  • You will also meet other staff that may include nurses, an exercise physiologist, and/or a dietician depending on your needs.
  • A fitness assessment may be performed and dietary history will be reviewed.
  • Your family will receive information about healthy nutrition, exercise, and lifestyle changes to reverse excessive weight gain and its effects.
  • In addition to lifestyle changes, medications may be necessary to treat diseases such as high cholesterol or high blood sugar. 

How can families help?

One meaningful step parents can take is to follow healthful lifestyles themselves. Children need support systems and role models. If parents lead healthy and active lifestyles, their children are more likely to do the same. Eating a healthy diet and exercising regularly are key steps. Take a walk together after dinner, ride bicycles together, limit television and video game time, or do household or yard work chores together. Eat a healthy breakfast every day.

While these lifestyle changes sound easy to some people, they are extremely difficult for others. Our lives are busier than ever; family meals do not always happen and TV, cell phones, and video games have replaced exercise.

Be patient. Intense focus on eating habits and weight can backfire and might lead your child to overeat even more or become more prone to developing an eating disorder. Despite good intentions, some families continue to struggle. If your family is at that stage, involve your family physician who can screen for many related diseases and provide additional support, advice, and encouragement.

Health Information

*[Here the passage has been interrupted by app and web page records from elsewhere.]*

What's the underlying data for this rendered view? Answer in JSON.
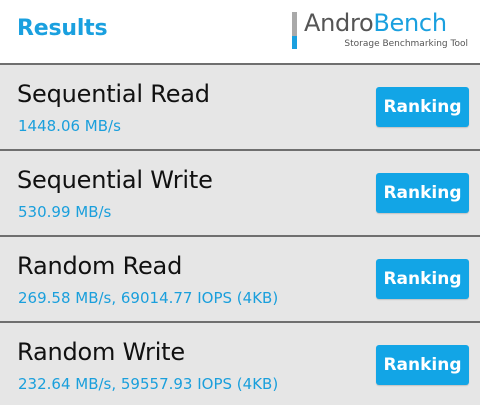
{
  "header": {
    "title": "Results",
    "logo": {
      "name_part1": "Andro",
      "name_part2": "Bench",
      "tagline": "Storage Benchmarking Tool"
    }
  },
  "results": [
    {
      "title": "Sequential Read",
      "value": "1448.06 MB/s",
      "button_label": "Ranking"
    },
    {
      "title": "Sequential Write",
      "value": "530.99 MB/s",
      "button_label": "Ranking"
    },
    {
      "title": "Random Read",
      "value": "269.58 MB/s, 69014.77 IOPS (4KB)",
      "button_label": "Ranking"
    },
    {
      "title": "Random Write",
      "value": "232.64 MB/s, 59557.93 IOPS (4KB)",
      "button_label": "Ranking"
    }
  ],
  "colors": {
    "accent": "#1aa0df",
    "button": "#12a5e6",
    "row_background": "#e6e6e6",
    "divider": "#6f6f6f"
  }
}
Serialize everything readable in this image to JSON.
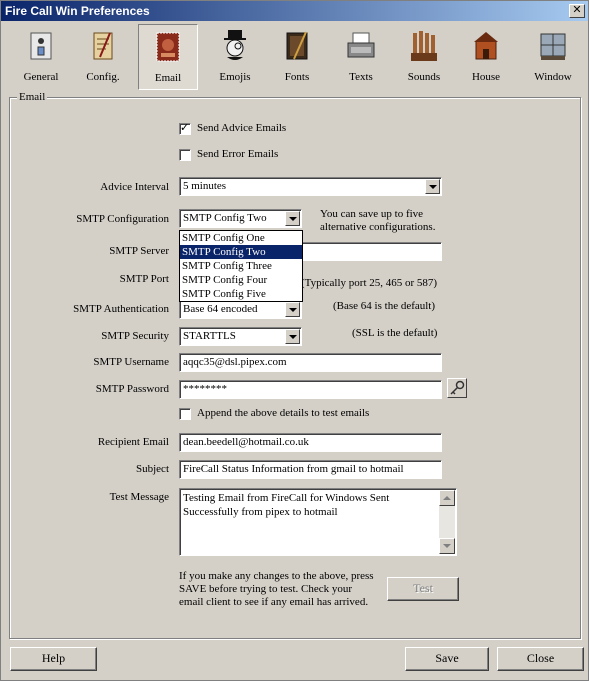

Eating for a Health Heart, Diabetes Prevention, and a Healthy Weight

Locations and Contact

  • UI Health Care–Iowa River Landing
    105 East 9th Street
    Coralville, Iowa 52241
    Hours
    • Monday through Friday: 8 a.m. to 5 p.m.
    Contact
    • Phone: 319-467-2000
    • Toll free: 855-467-3700

Care Team